Why language about “pornography” matters…
Public concern about “child pornography” is growing.
In the last 12 months there has been a 40% rise in the number of reports made to the Internet Watch Foundation about potentially illegal content on the internet.
Staff at the IWF attribute this to increased public concern about the issue following recent high profile cases.
Both Tia Sharp and April Jones‘ killers are known to have accessed child abuse images online before the murders of the two young girls.
Why online pornography matters…
There is another worry at large too: that young children will inadvertently see images of a sexually explicit and/or abusive nature.
Others, more usually teenagers, will go looking for it. Pretty normal some might say, being in the throes of pubescence and their emerging sexuality…
But we shouldn’t underestimate the impact of such material on the developing mind. This was captured brilliantly by Chloe Combi, “Porn: The Shocking Truth” in her TES article in August. Read it here.
Among the issues of concern surrounding online pornography are:
- Access – any child with a smartphone, an internet gaming system, a desktop computer, laptop, or tablet can get online. If they can get online they can see pornography.
- Range – once online, the ability to boundary the type of content seen is limited.
- Deviance – 20 years ago accessible pornography was pretty much of a muchness. We wouldn’t all approve of it, by a long way; but the top shelf material accessible to most was relatively low key and sexually benign compared to that available today. Examples include:
- Sexual violence – from slapping to simulated sexual murder
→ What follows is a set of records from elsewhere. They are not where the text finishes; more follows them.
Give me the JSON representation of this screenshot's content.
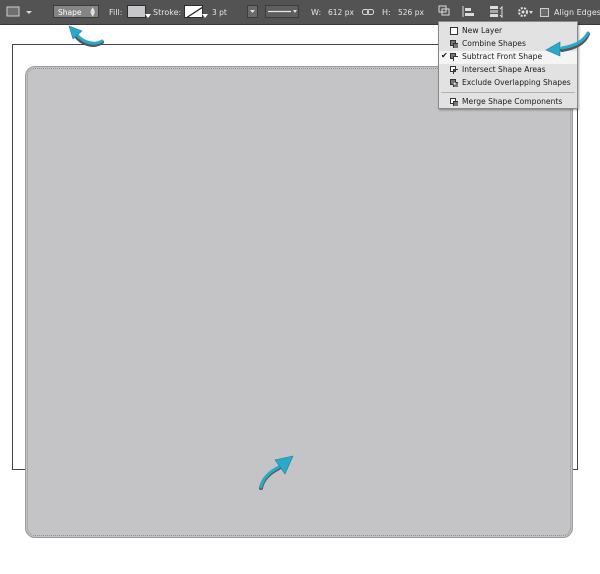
{
  "toolbar": {
    "mode": "Shape",
    "fill_label": "Fill:",
    "stroke_label": "Stroke:",
    "stroke_size": "3 pt",
    "width_label": "W:",
    "width_value": "612 px",
    "height_label": "H:",
    "height_value": "526 px",
    "align_edges_label": "Align Edges",
    "fill_color": "#c7c7c9"
  },
  "path_operations_menu": {
    "items": [
      {
        "label": "New Layer",
        "icon": "new-layer-icon",
        "checked": false
      },
      {
        "label": "Combine Shapes",
        "icon": "combine-shapes-icon",
        "checked": false
      },
      {
        "label": "Subtract Front Shape",
        "icon": "subtract-front-shape-icon",
        "checked": true
      },
      {
        "label": "Intersect Shape Areas",
        "icon": "intersect-shape-areas-icon",
        "checked": false
      },
      {
        "label": "Exclude Overlapping Shapes",
        "icon": "exclude-overlapping-shapes-icon",
        "checked": false
      },
      {
        "label": "Merge Shape Components",
        "icon": "merge-shape-components-icon",
        "checked": false
      }
    ]
  },
  "annotation_color": "#2aa9c9"
}
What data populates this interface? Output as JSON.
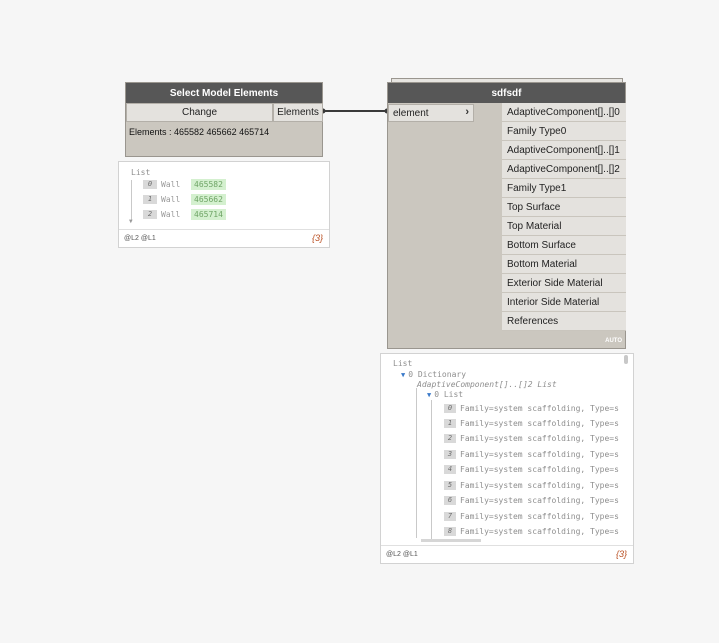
{
  "node_select": {
    "title": "Select Model Elements",
    "change_label": "Change",
    "output_label": "Elements",
    "elements_text": "Elements : 465582 465662 465714"
  },
  "preview1": {
    "title": "List",
    "items": [
      {
        "index": "0",
        "name": "Wall",
        "id": "465582"
      },
      {
        "index": "1",
        "name": "Wall",
        "id": "465662"
      },
      {
        "index": "2",
        "name": "Wall",
        "id": "465714"
      }
    ],
    "levels": "@L2 @L1",
    "count": "{3}"
  },
  "node_custom": {
    "title": "sdfsdf",
    "input_label": "element",
    "outputs": [
      "AdaptiveComponent[]..[]0",
      "Family Type0",
      "AdaptiveComponent[]..[]1",
      "AdaptiveComponent[]..[]2",
      "Family Type1",
      "Top Surface",
      "Top Material",
      "Bottom Surface",
      "Bottom Material",
      "Exterior Side Material",
      "Interior Side Material",
      "References"
    ],
    "lacing": "AUTO"
  },
  "preview2": {
    "title": "List",
    "dict_label": "0  Dictionary",
    "key_label": "AdaptiveComponent[]..[]2 List",
    "sub_label": "0 List",
    "items": [
      {
        "index": "0",
        "text": "Family=system scaffolding, Type=s"
      },
      {
        "index": "1",
        "text": "Family=system scaffolding, Type=s"
      },
      {
        "index": "2",
        "text": "Family=system scaffolding, Type=s"
      },
      {
        "index": "3",
        "text": "Family=system scaffolding, Type=s"
      },
      {
        "index": "4",
        "text": "Family=system scaffolding, Type=s"
      },
      {
        "index": "5",
        "text": "Family=system scaffolding, Type=s"
      },
      {
        "index": "6",
        "text": "Family=system scaffolding, Type=s"
      },
      {
        "index": "7",
        "text": "Family=system scaffolding, Type=s"
      },
      {
        "index": "8",
        "text": "Family=system scaffolding, Type=s"
      }
    ],
    "levels": "@L2 @L1",
    "count": "{3}"
  },
  "colors": {
    "node_body": "#cbc7bf",
    "node_header": "#575757",
    "port_bg": "#e4e2de",
    "green_value": "#d4f0cf",
    "count_color": "#b84b1d",
    "tree_arrow": "#3a79c9"
  }
}
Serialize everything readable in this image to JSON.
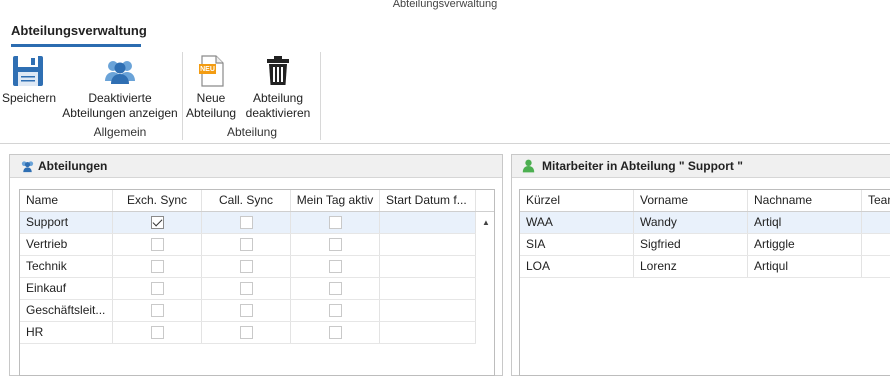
{
  "window": {
    "title": "Abteilungsverwaltung"
  },
  "ribbon": {
    "tab": "Abteilungsverwaltung",
    "groups": {
      "allgemein": "Allgemein",
      "abteilung": "Abteilung"
    },
    "buttons": {
      "save": "Speichern",
      "show_inactive": "Deaktivierte\nAbteilungen anzeigen",
      "new": "Neue\nAbteilung",
      "new_badge": "NEU",
      "deactivate": "Abteilung\ndeaktivieren"
    }
  },
  "departments": {
    "title": "Abteilungen",
    "columns": [
      "Name",
      "Exch. Sync",
      "Call. Sync",
      "Mein Tag aktiv",
      "Start Datum f..."
    ],
    "rows": [
      {
        "name": "Support",
        "exch": true,
        "call": false,
        "tag": false,
        "selected": true
      },
      {
        "name": "Vertrieb",
        "exch": false,
        "call": false,
        "tag": false
      },
      {
        "name": "Technik",
        "exch": false,
        "call": false,
        "tag": false
      },
      {
        "name": "Einkauf",
        "exch": false,
        "call": false,
        "tag": false
      },
      {
        "name": "Geschäftsleit...",
        "exch": false,
        "call": false,
        "tag": false
      },
      {
        "name": "HR",
        "exch": false,
        "call": false,
        "tag": false
      }
    ]
  },
  "employees": {
    "title": "Mitarbeiter in Abteilung \" Support \"",
    "columns": [
      "Kürzel",
      "Vorname",
      "Nachname",
      "Tean"
    ],
    "rows": [
      {
        "kuerzel": "WAA",
        "vorname": "Wandy",
        "nachname": "Artiql",
        "selected": true
      },
      {
        "kuerzel": "SIA",
        "vorname": "Sigfried",
        "nachname": "Artiggle"
      },
      {
        "kuerzel": "LOA",
        "vorname": "Lorenz",
        "nachname": "Artiqul"
      }
    ]
  },
  "colors": {
    "accent": "#2b6cb0",
    "selection": "#e9f1fb"
  }
}
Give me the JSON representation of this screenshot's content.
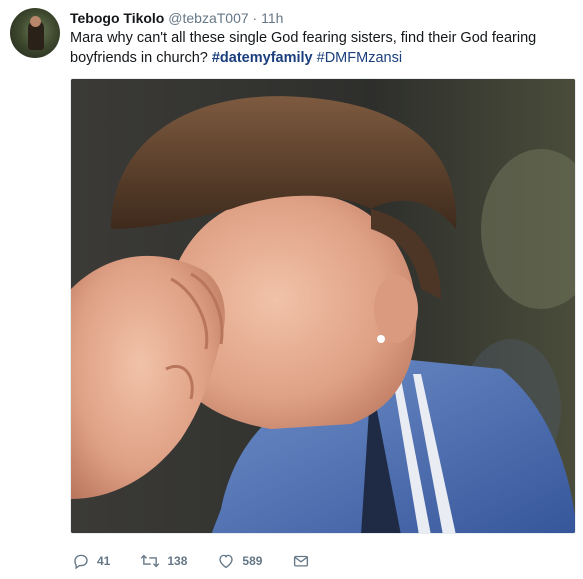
{
  "tweet": {
    "author_name": "Tebogo Tikolo",
    "author_handle": "@tebzaT007",
    "separator": "·",
    "timestamp": "11h",
    "text_plain": "Mara why can't all these single God fearing sisters, find their God fearing boyfriends in church?",
    "hashtags": [
      "#datemyfamily",
      "#DMFMzansi"
    ],
    "media_description": "photo of young man covering his face with hand"
  },
  "actions": {
    "reply": {
      "icon": "reply-icon",
      "count": "41"
    },
    "retweet": {
      "icon": "retweet-icon",
      "count": "138"
    },
    "like": {
      "icon": "heart-icon",
      "count": "589"
    },
    "message": {
      "icon": "envelope-icon"
    }
  },
  "colors": {
    "name": "#14171a",
    "meta": "#657786",
    "hashtag": "#1b3f7d",
    "border": "#e6ecf0"
  }
}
- Rape – consent, or lack of it, features in online pornography, as does the persistent myth that sex can start coercively or violently and end in consenting mutual bliss
- Disrespect – the instrumental portrayal of sex, the disparaging language used towards women (“bitch” etc.) and the pervasive sense of male entitlement are a real concern
- Abuse – when women or children are used for sex, this is abuse. Not least towards children and young people who see it. Regardless of whether or not those portrayed choose to be involved, if sex is not equal, it’s abusive. Sex involving children is never equal.
This is not an exhaustive list. There are clear areas of overlap, for example between rape, abuse and disrespect. But you get the idea. Now, to the main point…
Language can help young people…
As they battle with their emerging interest in sexual matters, teens are looking for guidance. They won’t ask for it. Usually. But they certainly need it.
This is all the more the case given the ease of access they have to a vast range of online sexual material . So how do we help them to navigate safely through the shoals of online sexual material?
One way is to get the language right. Or at least to make it more accurate. Here are some suggestions:
- Consent is the key – by talking about consent we can help kids to understand the need for it. Compliance is not consent. Submission is not necessarily consent. “No” needs to have power, if “yes” is to have any meaning. The idea of genuine mutuality needs to be reinforced. The tramlines on which consenting, happy, equal and legal sex takes place, need emphasising. Language can help in this and consent is a central principle..
- Legal vs illegal – S.63 of the Criminal Justice and Immigration Act (2008) attempted to designate certain types of images-necrophilia, bestiality and mixing sex and violence-as illegal. The effectiveness and ethical rightness of this has been questioned. But using the word “illegal” about this kind of stuff can only help young people to understand that a line can be crossed when viewing material online. Hitting someone is assault. Sex without consent is rape.
- Child “abuse”, not child “pornography” – pornography has no singular legal definition in the U.K. and there is debate about where freedom of expression meets legally questionable obscenity. But, in my view, we should limit the use of the term “pornography” to what is non-abusive. Top shelf material in a corner shop is generally in this category. A lot of what appears online, isn’t. Anything involving children, violence, rape-simulated or not-isn’t either. It’s abusive. And that’s what we should call it.
- Relationship – context is important. Relationship, to most people’s mind, is the optimum context for sex. Pornography dilutes this at best and usually largely ignores it. Using the term “relationship” can help young people to retain the idea that sex is more than mutual stimulation. At best (in my view) it’s a culmination of relational security, equal power and mutual respect. “Relationship“, as an idea, sums this up nicely and succinctly.
Part of growing up is finding your own moral compass. Whilst we don’t want to impose this, we have a duty to help young people establish some principles by which to draw their own conclusions. I believe language is one way of doing this.
A spade is, after all, a spade; it’s not a ground re-assignment facilitation mechanism. Not really…
This is an opinion piece. So not everyone will agree with my views. That’s fine and as it should be.
But the prevalence and accessibility of abusive, illegal, non-consenting and violent sexual material begs a question of us all: how can we adapt our parenting, caring and professional practice to help young people navigate a way through to a happy, balanced and consenting view of sex?
What do you think?…
- How else might language help young people in connection with sex?
- How have you tackled this with your own teenagers or with service users?
- Or are we really just out-of-date and failing to accept that things have changed across the piste and that sex is just another part of this?
Please let me know what your thoughts are… Leave a comment below or click here.
Related previous posts…
© Jonny Matthew 2013